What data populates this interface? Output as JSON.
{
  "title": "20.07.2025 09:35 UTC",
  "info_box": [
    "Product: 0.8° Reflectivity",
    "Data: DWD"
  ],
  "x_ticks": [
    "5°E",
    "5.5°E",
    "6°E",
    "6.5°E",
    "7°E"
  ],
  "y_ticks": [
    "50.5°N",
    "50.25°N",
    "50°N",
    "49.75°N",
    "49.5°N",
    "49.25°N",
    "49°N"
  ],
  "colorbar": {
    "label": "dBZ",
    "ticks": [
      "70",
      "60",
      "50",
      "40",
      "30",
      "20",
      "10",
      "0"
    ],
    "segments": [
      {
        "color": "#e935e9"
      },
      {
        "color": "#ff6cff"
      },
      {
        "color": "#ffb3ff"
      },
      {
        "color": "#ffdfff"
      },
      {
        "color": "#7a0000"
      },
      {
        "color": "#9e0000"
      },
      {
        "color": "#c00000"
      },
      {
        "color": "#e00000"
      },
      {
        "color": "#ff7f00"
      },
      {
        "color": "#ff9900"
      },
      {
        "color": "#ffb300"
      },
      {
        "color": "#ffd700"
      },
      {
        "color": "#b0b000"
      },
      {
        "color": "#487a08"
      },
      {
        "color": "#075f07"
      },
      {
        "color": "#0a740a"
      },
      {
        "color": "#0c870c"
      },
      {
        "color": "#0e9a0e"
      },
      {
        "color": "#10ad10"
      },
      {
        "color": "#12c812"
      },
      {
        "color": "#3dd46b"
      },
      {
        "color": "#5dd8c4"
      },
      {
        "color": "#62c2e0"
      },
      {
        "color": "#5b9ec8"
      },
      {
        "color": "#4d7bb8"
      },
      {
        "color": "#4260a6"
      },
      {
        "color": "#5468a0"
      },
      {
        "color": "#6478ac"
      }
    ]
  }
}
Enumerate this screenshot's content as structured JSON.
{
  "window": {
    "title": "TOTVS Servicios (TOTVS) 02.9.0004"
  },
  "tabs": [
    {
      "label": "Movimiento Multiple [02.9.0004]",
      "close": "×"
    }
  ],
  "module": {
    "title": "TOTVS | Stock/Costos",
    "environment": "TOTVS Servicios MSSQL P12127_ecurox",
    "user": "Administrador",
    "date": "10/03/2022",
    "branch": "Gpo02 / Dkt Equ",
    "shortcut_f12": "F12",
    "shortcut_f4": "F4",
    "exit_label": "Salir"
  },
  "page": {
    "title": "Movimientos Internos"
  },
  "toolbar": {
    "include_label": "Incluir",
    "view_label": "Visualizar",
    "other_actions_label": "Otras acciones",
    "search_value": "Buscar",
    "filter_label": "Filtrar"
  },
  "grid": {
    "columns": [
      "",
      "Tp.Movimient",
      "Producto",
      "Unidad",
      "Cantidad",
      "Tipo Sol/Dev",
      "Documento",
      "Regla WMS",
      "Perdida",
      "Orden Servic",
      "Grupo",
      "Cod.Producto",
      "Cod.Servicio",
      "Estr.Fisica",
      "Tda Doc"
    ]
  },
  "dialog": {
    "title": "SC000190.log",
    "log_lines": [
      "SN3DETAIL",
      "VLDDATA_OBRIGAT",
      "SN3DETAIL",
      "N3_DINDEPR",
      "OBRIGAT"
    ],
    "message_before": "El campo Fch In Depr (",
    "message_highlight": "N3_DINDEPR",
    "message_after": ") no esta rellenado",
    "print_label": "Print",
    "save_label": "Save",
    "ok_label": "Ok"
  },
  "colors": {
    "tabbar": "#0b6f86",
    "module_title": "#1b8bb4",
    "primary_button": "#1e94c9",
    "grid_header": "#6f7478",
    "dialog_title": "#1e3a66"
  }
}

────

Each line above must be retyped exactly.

What data populates this interface? Output as JSON.
{
  "title": "20.07.2025 09:35 UTC",
  "info_box": [
    "Product: 0.8° Reflectivity",
    "Data: DWD"
  ],
  "x_ticks": [
    "5°E",
    "5.5°E",
    "6°E",
    "6.5°E",
    "7°E"
  ],
  "y_ticks": [
    "50.5°N",
    "50.25°N",
    "50°N",
    "49.75°N",
    "49.5°N",
    "49.25°N",
    "49°N"
  ],
  "colorbar": {
    "label": "dBZ",
    "ticks": [
      "70",
      "60",
      "50",
      "40",
      "30",
      "20",
      "10",
      "0"
    ],
    "segments": [
      {
        "color": "#e935e9"
      },
      {
        "color": "#ff6cff"
      },
      {
        "color": "#ffb3ff"
      },
      {
        "color": "#ffdfff"
      },
      {
        "color": "#7a0000"
      },
      {
        "color": "#9e0000"
      },
      {
        "color": "#c00000"
      },
      {
        "color": "#e00000"
      },
      {
        "color": "#ff7f00"
      },
      {
        "color": "#ff9900"
      },
      {
        "color": "#ffb300"
      },
      {
        "color": "#ffd700"
      },
      {
        "color": "#b0b000"
      },
      {
        "color": "#487a08"
      },
      {
        "color": "#075f07"
      },
      {
        "color": "#0a740a"
      },
      {
        "color": "#0c870c"
      },
      {
        "color": "#0e9a0e"
      },
      {
        "color": "#10ad10"
      },
      {
        "color": "#12c812"
      },
      {
        "color": "#3dd46b"
      },
      {
        "color": "#5dd8c4"
      },
      {
        "color": "#62c2e0"
      },
      {
        "color": "#5b9ec8"
      },
      {
        "color": "#4d7bb8"
      },
      {
        "color": "#4260a6"
      },
      {
        "color": "#5468a0"
      },
      {
        "color": "#6478ac"
      }
    ]
  }
}
Enumerate this screenshot's content as structured JSON.
{
  "window": {
    "title": "TOTVS Servicios (TOTVS) 02.9.0004"
  },
  "tabs": [
    {
      "label": "Movimiento Multiple [02.9.0004]",
      "close": "×"
    }
  ],
  "module": {
    "title": "TOTVS | Stock/Costos",
    "environment": "TOTVS Servicios MSSQL P12127_ecurox",
    "user": "Administrador",
    "date": "10/03/2022",
    "branch": "Gpo02 / Dkt Equ",
    "shortcut_f12": "F12",
    "shortcut_f4": "F4",
    "exit_label": "Salir"
  },
  "page": {
    "title": "Movimientos Internos"
  },
  "toolbar": {
    "include_label": "Incluir",
    "view_label": "Visualizar",
    "other_actions_label": "Otras acciones",
    "search_value": "Buscar",
    "filter_label": "Filtrar"
  },
  "grid": {
    "columns": [
      "",
      "Tp.Movimient",
      "Producto",
      "Unidad",
      "Cantidad",
      "Tipo Sol/Dev",
      "Documento",
      "Regla WMS",
      "Perdida",
      "Orden Servic",
      "Grupo",
      "Cod.Producto",
      "Cod.Servicio",
      "Estr.Fisica",
      "Tda Doc"
    ]
  },
  "dialog": {
    "title": "SC000190.log",
    "log_lines": [
      "SN3DETAIL",
      "VLDDATA_OBRIGAT",
      "SN3DETAIL",
      "N3_DINDEPR",
      "OBRIGAT"
    ],
    "message_before": "El campo Fch In Depr (",
    "message_highlight": "N3_DINDEPR",
    "message_after": ") no esta rellenado",
    "print_label": "Print",
    "save_label": "Save",
    "ok_label": "Ok"
  },
  "colors": {
    "tabbar": "#0b6f86",
    "module_title": "#1b8bb4",
    "primary_button": "#1e94c9",
    "grid_header": "#6f7478",
    "dialog_title": "#1e3a66"
  }
}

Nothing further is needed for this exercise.